Again, I'll Undo, select all the points, and now I can switch them all back to smooth points. Also with all the points selected, I can click the Split Path button to break this object into all its individual segments and then manipulate them independently or I'll Undo to make that one object again.
With the last button in the top row, I can use the Smart Remove feature to remove a point that I don't want on the path without totally distorting the adjacent segments. So, for example, take this point on the spiral. If I select it with the Direct Selection tool, and then take my Pen tool and click to remove that point, there's a big change in the appearance of the path because the two handles that now define this segment here and here, were not changed.
But if I Undo, take the PathScribe tool, select that same point and click the Smart Remove button, the handles are extended to compensate for the removal of the point and the shape of the path is preserved. Now, in some cases, PathScribe can't completely preserve the shape of a path, but usually it comes pretty close. Again, I'll Undo to bring that point back. And I can also use the panel buttons to retract handles by selecting points or segments.
Or I could select all the points and retract all the handles to really change the appearance of this object. Again, I'll Undo to get my spirals back. Next, I'll go to the panel menu, and choose Show Numeric Value Fields to show all the controls in the panel. Note that I can select all the handles on a path at once and I can drag to move them all at the same time or use the panel controls to make precise adjustments.
So I could set a value of 10 pixels, and click the Increment button to extend the handles by 10 pixels, or use negative values to retract the handles. I can scale them down or up and rotate them in either direction. I can also make absolute adjustments in the length and angle of the handles.
I can click on the artboard to bring back the original display of the panel. If I select a single point, I can see and adjust every one of its attributes here in the panel, including its x and y position, as well as the position, length and angle of both the in and out direction handles. At the bottom of the panel, I can see that I have selected the 11th point out of 29 points along this path and I can use these arrow keys to jump to each next point.
PathScribe also lets you copy direction handles and paste them onto another point. So, for example, if I scroll down and look at this object here, I have four curves, but they're all a little different because when I drew them, I wasn't very careful to make all the handles the same. But, PathScribe makes it easy for me to make them all the same. I just choose one of the points whose handles I want to apply to the others, and then go to the panel menu and choose Copy Handles, and then select the other points and choose Paste Handles.
And now these curves are the same. Also note that another important benefit of PathScribe is that the panel controls remain available when you're working with the Direct Selection tool or the Pen tool. So, in this movie, we saw some of the many PathScribe features within Astute Graphics' VectorScribe. You can use this powerful tool to manipulate Bézier paths and points with much more precision and convenience than with Illustrator alone.
You can intuitively reshape path segments and create smooth transitions between them. You can remove points without distorting a path. You can manipulate corner points and smooth points and precisely control any attribute of direction handles.

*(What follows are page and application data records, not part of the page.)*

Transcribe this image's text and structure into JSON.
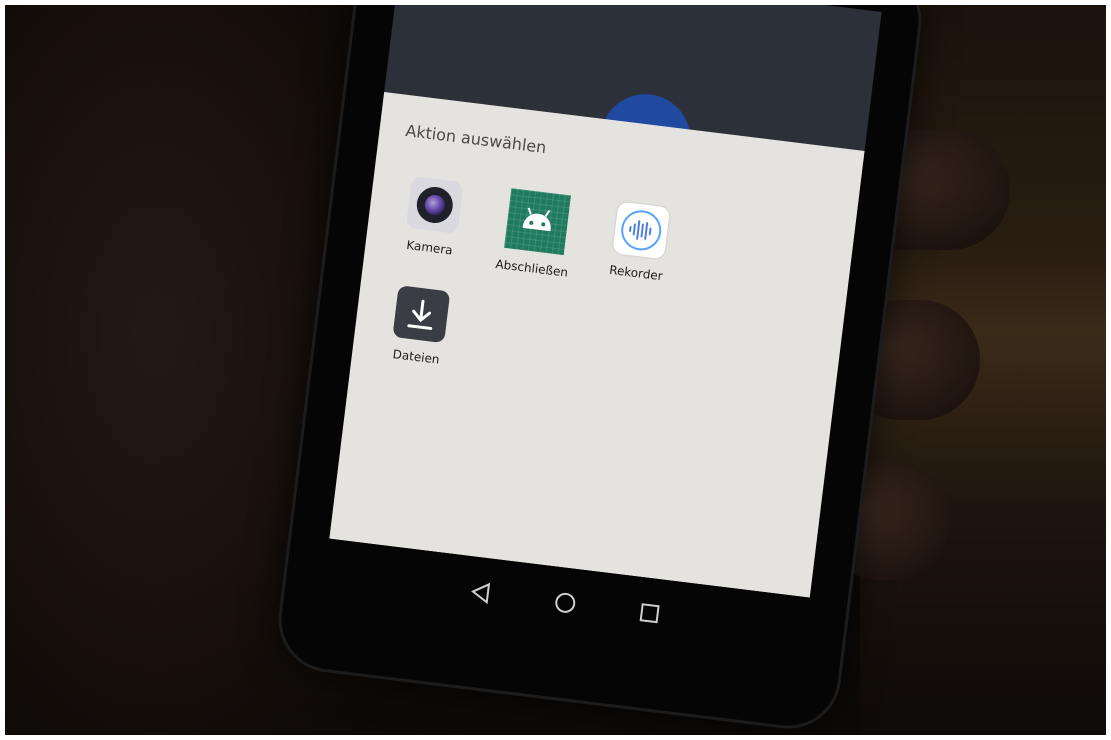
{
  "dialog": {
    "title": "Aktion auswählen"
  },
  "apps": [
    {
      "label": "Kamera",
      "icon": "camera-icon"
    },
    {
      "label": "Abschließen",
      "icon": "android-lock-icon"
    },
    {
      "label": "Rekorder",
      "icon": "recorder-wave-icon"
    },
    {
      "label": "Dateien",
      "icon": "download-icon"
    }
  ],
  "navigation": {
    "back": "back-triangle-icon",
    "home": "home-circle-icon",
    "recents": "recents-square-icon"
  },
  "colors": {
    "sheet": "#e4e3df",
    "fab": "#1f4aa0",
    "android_tile": "#1f7a5e",
    "recorder_accent": "#56a3ff"
  }
}
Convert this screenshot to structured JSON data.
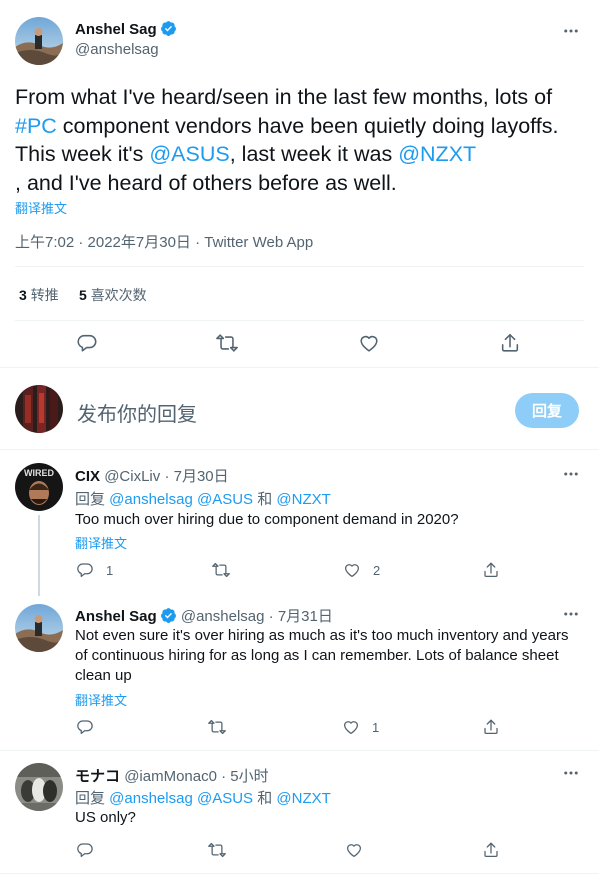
{
  "main_tweet": {
    "author_name": "Anshel Sag",
    "author_handle": "@anshelsag",
    "text_parts": [
      "From what I've heard/seen in the last few months, lots of ",
      "#PC",
      " component vendors have been quietly doing layoffs. This week it's ",
      "@ASUS",
      ", last week it was ",
      "@NZXT",
      ", and I've heard of others before as well."
    ],
    "translate": "翻译推文",
    "timestamp": "上午7:02 · 2022年7月30日 · Twitter Web App",
    "retweets_count": "3",
    "retweets_label": "转推",
    "likes_count": "5",
    "likes_label": "喜欢次数"
  },
  "compose": {
    "placeholder": "发布你的回复",
    "button_label": "回复"
  },
  "replies": [
    {
      "name": "CIX",
      "handle": "@CixLiv",
      "sep": "·",
      "date": "7月30日",
      "reply_to_prefix": "回复 ",
      "reply_to_1": "@anshelsag",
      "reply_to_2": "@ASUS",
      "reply_to_and": " 和 ",
      "reply_to_3": "@NZXT",
      "text": "Too much over hiring due to component demand in 2020?",
      "translate": "翻译推文",
      "reply_count": "1",
      "like_count": "2"
    },
    {
      "name": "Anshel Sag",
      "handle": "@anshelsag",
      "sep": "·",
      "date": "7月31日",
      "text": "Not even sure it's over hiring as much as it's too much inventory and years of continuous hiring for as long as I can remember. Lots of balance sheet clean up",
      "translate": "翻译推文",
      "like_count": "1"
    },
    {
      "name": "モナコ",
      "handle": "@iamMonac0",
      "sep": "·",
      "date": "5小时",
      "reply_to_prefix": "回复 ",
      "reply_to_1": "@anshelsag",
      "reply_to_2": "@ASUS",
      "reply_to_and": " 和 ",
      "reply_to_3": "@NZXT",
      "text": "US only?"
    }
  ],
  "icons": [
    "reply-icon",
    "retweet-icon",
    "like-icon",
    "share-icon",
    "more-icon",
    "verified-badge-icon"
  ],
  "colors": {
    "accent": "#1d9bf0",
    "text": "#0f1419",
    "muted": "#536471",
    "divider": "#eff3f4",
    "button_disabled": "#8ecdf7"
  }
}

- Working with dynamic corners and shapes
- Moving points along a path
- Cleaning up vector artwork with redundant points
- Drawing with symmetry
- Connecting and straightening objects
- Adjusting colors with filters and effects
- Creating vector halftones
- Sketching with brushes and variable width strokes
- Configuring autosaves and automatic backups
- Stippling vector graphics, photos, and text
- Applying and editing texture effects